## PROBLEM STATEMENT
Could you copy each line of the entries that contains "name"?

[Start of section]

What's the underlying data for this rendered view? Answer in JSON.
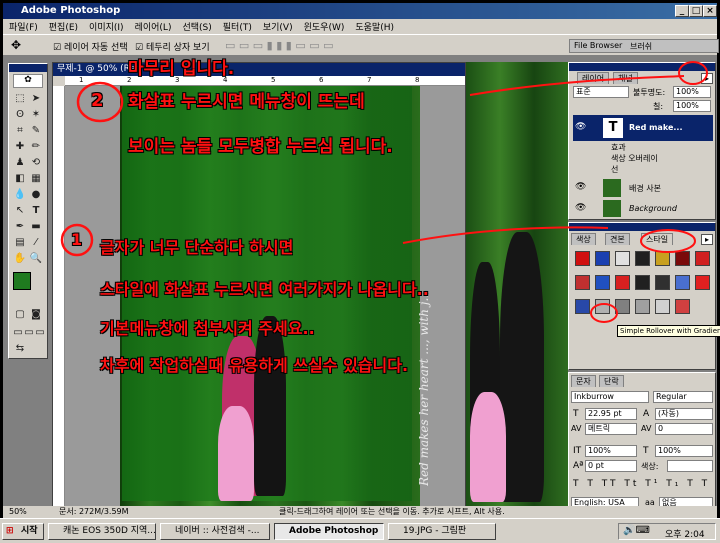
{
  "app": {
    "title": "Adobe Photoshop"
  },
  "menu": [
    "파일(F)",
    "편집(E)",
    "이미지(I)",
    "레이어(L)",
    "선택(S)",
    "필터(T)",
    "보기(V)",
    "윈도우(W)",
    "도움말(H)"
  ],
  "options": {
    "auto_select": "레이어 자동 선택",
    "show_bounds": "테두리 상자 보기"
  },
  "palette_well": {
    "file_browser": "File Browser",
    "brushes": "브러쉬"
  },
  "document": {
    "title": "무제-1 @ 50% (Red ...",
    "ruler_marks": [
      "1",
      "2",
      "3",
      "4",
      "5",
      "6",
      "7",
      "8"
    ],
    "vertical_text": "Red makes her heart ..., with j..."
  },
  "layers_panel": {
    "tabs": [
      "레이어",
      "채널"
    ],
    "blend_mode": "표준",
    "opacity_label": "불투명도:",
    "opacity": "100%",
    "fill_label": "칠:",
    "fill": "100%",
    "layers": [
      {
        "name": "Red make...",
        "type": "text"
      },
      {
        "name": "효과",
        "type": "effect"
      },
      {
        "name": "색상 오버레이",
        "type": "effect"
      },
      {
        "name": "선",
        "type": "effect"
      },
      {
        "name": "배경 사본",
        "type": "image"
      },
      {
        "name": "Background",
        "type": "image"
      }
    ]
  },
  "styles_panel": {
    "tabs": [
      "색상",
      "견본",
      "스타일"
    ],
    "tooltip": "Simple Rollover with Gradient",
    "swatches": [
      "#d01010",
      "#1a3fb0",
      "#e0e0e0",
      "#202020",
      "#c8a020",
      "#7a0a0a",
      "#d02020",
      "#c03030",
      "#2050c0",
      "#d82020",
      "#202020",
      "#303030",
      "#4a6fd0",
      "#e02020",
      "#2848a8",
      "#b0b0b0",
      "#808080",
      "#a0a0a0",
      "#d0d0d0",
      "#d04040"
    ]
  },
  "character_panel": {
    "tabs": [
      "문자",
      "단락"
    ],
    "font": "Inkburrow",
    "style": "Regular",
    "size": "22.95 pt",
    "leading": "(자동)",
    "kerning": "메트릭",
    "tracking": "0",
    "vscale": "100%",
    "hscale": "100%",
    "baseline": "0 pt",
    "color_label": "색상:",
    "language": "English: USA",
    "aa": "없음"
  },
  "status": {
    "zoom": "50%",
    "doc": "문서: 272M/3.59M",
    "hint": "클릭-드래그하여 레이어 또는 선택을 이동. 추가로 시프트, Alt 사용."
  },
  "taskbar": {
    "start": "시작",
    "tasks": [
      "캐논 EOS 350D 지역...",
      "네이버 :: 사전검색 -...",
      "Adobe Photoshop",
      "19.JPG - 그림판"
    ],
    "clock": "오후 2:04"
  },
  "annotations": {
    "title": "마무리 입니다.",
    "step2_marker": "2",
    "step2_line1": "화살표 누르시면 메뉴창이 뜨는데",
    "step2_line2": "보이는 놈들 모두병합 누르심 됩니다.",
    "step1_marker": "1",
    "step1_line1": "글자가 너무 단순하다 하시면",
    "step1_line2": "스타일에 화살표 누르시면 여러가지가 나옵니다..",
    "step1_line3": "기본메뉴창에 첨부시켜 주세요..",
    "step1_line4": "차후에 작업하실때 유용하게 쓰실수 있습니다."
  },
  "colors": {
    "annotation": "#ff1111",
    "titlebar": "#0a246a",
    "foreground": "#1f7a1f",
    "background": "#ffffff"
  }
}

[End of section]

## OUTPUT BELOW
        "name": "Red make...",
        "name": "효과",
        "name": "색상 오버레이",
        "name": "선",
        "name": "배경 사본",
        "name": "Background",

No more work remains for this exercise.